‘Instead of punching something up, I’ll write an angry song. Instead of expressing heaps of emotion to people around me… music is my way of expression.’ At 18, Juñor decided to ‘take it a bit more seriously,’ and from simply writing a few lyrics in between days, he began to ‘lay down some actual tracks.’

His first performance on a live stage was at a local charity event at the Ding Dong Lounge, located in the heart of Melbourne. The audience was tight-knit and enough to foster a sense of modesty. ‘A lot of people, when they come into rap because of the competitive nature of it… they think they’re the hottest thing around, and after your first gig, you kind of realize that I got some stuff to learn,’ he said.

‘Over the past three years of performing, there’s a universal difference between where I was then and what I’m doing now.’

Juñor’s recent 50-day national show tour, DJing with rapper Ivan Ooze as support and with the headliner Seth Sentry, is, as he mentions, his proudest performance to date. ‘We’ve got to work together as a family and I’ve got to do this to achieve happiness.’

Though without his father’s endless determination to succeed and be content, Juñor would not be the man he is today.

Juñor’s father desired to set sail on the ocean of the unknown, but for a long time was lost in a desert of intense thirst. His initial job, although financially stable, had removed any feeling of fulfillment he once had.

Arriving home one day to announce his decision to finally end his job and start his own business, his father went out on a limb and took a risk.

‘We won’t have as good finances for a while, but it’s something we’ve got to do. We’ve got to work together as a family, and I’ve got to do this to achieve happiness,’ Jûnor recalled his father saying.

Juñor, only a small child then, began to truly understand the importance of happiness and attaining happiness despite the circumstances. ‘It has really set the mold for me to go; you know it’s hard, the chances are low of it happening, but if you work hard enough, you can make whatever happen, happen.’

His father’s need to conquer the frustration with life as it was and not be a victim of comfort and stability reaffirmed Juñor’s mindset as being a dream chaser. Through this, Jûnor is, in Matthew’s words, one of the ‘most passionate and hungry people I ever met’ and his ability to ‘create his own lane’ distinctly sets him apart from other artists and rappers.

Juñor‘s own time to himself, behind closed doors, is as he describes ‘sacred to me.’ ‘I could lock myself away in a studio with headphones on and burn some incense and mix people’s tracks in a dark room.’

‘I enjoy meeting people, I enjoy seeing smiles on their faces… (though) I’m not always comfortable around talking to heaps of people… it’s not pure happiness.’

The adoration for his father and appreciation for the experiences that inevitably led him on a path of ‘chilled, psychedelic hip hop’ has largely impacted the message he hopes to convey through his music — for individuals ‘to not be boxed into a square, to treat others equally, and to be really free-minded and look beyond the norm.’

Among his many influences, Juñor dreams of a collaboration with rapper Kid Cudi. ‘Everything he’s ever touched is like absolute gold.’

With a diverse sound, Kid Cudi has largely molded much of Juñor’s artistry and style of music.
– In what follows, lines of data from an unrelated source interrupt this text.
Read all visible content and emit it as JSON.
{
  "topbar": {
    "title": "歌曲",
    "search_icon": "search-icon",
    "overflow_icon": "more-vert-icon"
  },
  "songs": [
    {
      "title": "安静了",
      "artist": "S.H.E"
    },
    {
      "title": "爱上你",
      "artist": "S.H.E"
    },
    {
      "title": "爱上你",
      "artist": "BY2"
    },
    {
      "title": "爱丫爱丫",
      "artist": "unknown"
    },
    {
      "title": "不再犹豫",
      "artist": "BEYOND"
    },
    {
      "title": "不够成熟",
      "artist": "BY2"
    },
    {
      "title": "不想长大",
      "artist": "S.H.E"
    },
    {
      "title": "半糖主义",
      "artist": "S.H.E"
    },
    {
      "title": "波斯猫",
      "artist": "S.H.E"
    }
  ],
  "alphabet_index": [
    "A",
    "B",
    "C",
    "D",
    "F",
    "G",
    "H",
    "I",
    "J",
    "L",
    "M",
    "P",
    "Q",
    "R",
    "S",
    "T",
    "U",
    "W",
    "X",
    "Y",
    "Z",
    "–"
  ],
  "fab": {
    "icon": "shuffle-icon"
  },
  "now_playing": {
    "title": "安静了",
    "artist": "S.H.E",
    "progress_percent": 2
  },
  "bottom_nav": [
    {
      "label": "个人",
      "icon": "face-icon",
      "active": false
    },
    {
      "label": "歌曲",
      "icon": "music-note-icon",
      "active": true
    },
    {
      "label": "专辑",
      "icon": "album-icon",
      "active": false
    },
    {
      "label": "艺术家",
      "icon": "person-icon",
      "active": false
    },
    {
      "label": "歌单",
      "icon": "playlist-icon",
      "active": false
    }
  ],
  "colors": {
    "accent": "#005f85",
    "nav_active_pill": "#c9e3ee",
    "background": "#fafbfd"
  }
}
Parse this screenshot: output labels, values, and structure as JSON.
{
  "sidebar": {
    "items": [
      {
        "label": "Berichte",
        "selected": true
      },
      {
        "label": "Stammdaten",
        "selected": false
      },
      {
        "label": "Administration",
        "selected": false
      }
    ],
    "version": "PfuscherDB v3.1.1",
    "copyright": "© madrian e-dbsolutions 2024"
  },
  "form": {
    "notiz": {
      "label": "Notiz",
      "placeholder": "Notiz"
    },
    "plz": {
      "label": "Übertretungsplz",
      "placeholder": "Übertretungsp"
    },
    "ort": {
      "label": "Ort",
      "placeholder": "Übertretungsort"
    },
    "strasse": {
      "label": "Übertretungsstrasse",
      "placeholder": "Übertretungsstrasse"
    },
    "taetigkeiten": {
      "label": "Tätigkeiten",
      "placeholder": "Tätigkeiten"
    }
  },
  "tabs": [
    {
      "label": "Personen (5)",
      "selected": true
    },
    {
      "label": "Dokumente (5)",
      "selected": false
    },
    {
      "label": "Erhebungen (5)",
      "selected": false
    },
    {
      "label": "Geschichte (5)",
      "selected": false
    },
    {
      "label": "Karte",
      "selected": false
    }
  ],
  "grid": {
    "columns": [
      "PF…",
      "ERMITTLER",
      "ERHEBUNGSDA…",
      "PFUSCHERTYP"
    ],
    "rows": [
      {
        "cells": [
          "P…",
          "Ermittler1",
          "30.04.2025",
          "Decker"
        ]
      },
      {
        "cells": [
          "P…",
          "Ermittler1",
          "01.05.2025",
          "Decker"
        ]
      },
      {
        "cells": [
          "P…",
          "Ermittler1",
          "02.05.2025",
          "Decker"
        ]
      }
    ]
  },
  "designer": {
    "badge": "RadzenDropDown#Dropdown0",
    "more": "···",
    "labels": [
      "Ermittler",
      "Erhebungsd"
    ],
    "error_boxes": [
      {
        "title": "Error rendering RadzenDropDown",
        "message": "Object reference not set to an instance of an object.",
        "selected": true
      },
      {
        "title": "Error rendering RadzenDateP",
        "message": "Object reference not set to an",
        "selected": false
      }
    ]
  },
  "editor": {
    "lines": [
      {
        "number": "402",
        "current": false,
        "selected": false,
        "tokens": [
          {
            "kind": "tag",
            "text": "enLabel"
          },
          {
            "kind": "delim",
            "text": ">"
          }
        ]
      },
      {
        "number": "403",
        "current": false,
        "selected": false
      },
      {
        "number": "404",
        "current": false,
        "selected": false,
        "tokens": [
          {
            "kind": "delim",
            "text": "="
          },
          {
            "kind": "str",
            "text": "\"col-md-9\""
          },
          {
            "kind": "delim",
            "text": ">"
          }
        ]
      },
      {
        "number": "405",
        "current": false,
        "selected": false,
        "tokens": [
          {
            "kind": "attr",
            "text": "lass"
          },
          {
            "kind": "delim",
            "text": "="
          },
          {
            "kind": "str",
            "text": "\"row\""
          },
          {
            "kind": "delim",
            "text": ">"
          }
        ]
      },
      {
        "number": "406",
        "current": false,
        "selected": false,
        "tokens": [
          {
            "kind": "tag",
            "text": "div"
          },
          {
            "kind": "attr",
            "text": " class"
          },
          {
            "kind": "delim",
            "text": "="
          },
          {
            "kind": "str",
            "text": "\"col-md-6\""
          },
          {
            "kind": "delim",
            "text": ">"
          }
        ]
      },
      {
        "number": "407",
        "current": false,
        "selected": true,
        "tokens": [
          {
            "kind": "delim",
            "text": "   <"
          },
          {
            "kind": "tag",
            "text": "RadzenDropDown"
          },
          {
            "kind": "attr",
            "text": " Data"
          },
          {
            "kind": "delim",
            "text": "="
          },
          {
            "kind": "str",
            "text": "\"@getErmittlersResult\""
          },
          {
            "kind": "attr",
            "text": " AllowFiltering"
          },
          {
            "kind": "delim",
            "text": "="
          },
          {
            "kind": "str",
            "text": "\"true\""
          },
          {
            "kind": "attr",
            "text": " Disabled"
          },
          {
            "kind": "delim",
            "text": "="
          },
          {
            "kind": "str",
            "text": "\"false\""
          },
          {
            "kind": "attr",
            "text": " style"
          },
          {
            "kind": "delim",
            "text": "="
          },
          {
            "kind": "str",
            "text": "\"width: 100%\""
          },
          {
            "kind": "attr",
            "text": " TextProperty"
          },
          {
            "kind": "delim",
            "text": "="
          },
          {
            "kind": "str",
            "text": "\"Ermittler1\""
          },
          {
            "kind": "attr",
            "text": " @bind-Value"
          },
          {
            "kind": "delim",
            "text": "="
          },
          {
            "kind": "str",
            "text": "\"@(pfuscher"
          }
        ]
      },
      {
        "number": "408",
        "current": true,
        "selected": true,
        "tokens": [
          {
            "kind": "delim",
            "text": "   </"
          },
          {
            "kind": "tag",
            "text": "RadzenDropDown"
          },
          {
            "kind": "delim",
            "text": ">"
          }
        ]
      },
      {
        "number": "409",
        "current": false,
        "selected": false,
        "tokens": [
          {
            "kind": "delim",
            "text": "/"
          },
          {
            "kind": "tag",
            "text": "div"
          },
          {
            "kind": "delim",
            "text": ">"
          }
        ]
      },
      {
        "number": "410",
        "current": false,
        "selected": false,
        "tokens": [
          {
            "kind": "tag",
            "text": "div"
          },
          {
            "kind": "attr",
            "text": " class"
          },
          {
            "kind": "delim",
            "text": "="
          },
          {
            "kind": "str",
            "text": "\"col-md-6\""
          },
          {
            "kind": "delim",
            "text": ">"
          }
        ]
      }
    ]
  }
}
His music has taught Juñor the valuable lesson to ‘stuff all these preconceptions of what rappers should be doing or what rap should sound like’ and to inevitably ‘make music that sounds nice and beautiful to me.’

To celebrate the launch and success of Juñor‘s EP Florescent Connections, REAL Music will be hosting a Warehouse Party on October 1, where hip-hop meets psychedelic trance. See details here. In keeping with the theme of Florescent Connections, the first shirt out of the REAL collaboration fashion line launch in October is to be designed through the use of psychedelic art. Juñor is also set to release another mix tape and announce an upcoming tour before the end of this year. In the words of Matthew Craig, when it comes to Juñor, simply ‘expect the unexpected.’

By Christiane Barro

Christiane Barro is currently a journalism student at Monash University also majoring in International Relations. She is a passionate writer and has freelanced for Mojo News and The Dot Point. Twitter @BarroChristiane.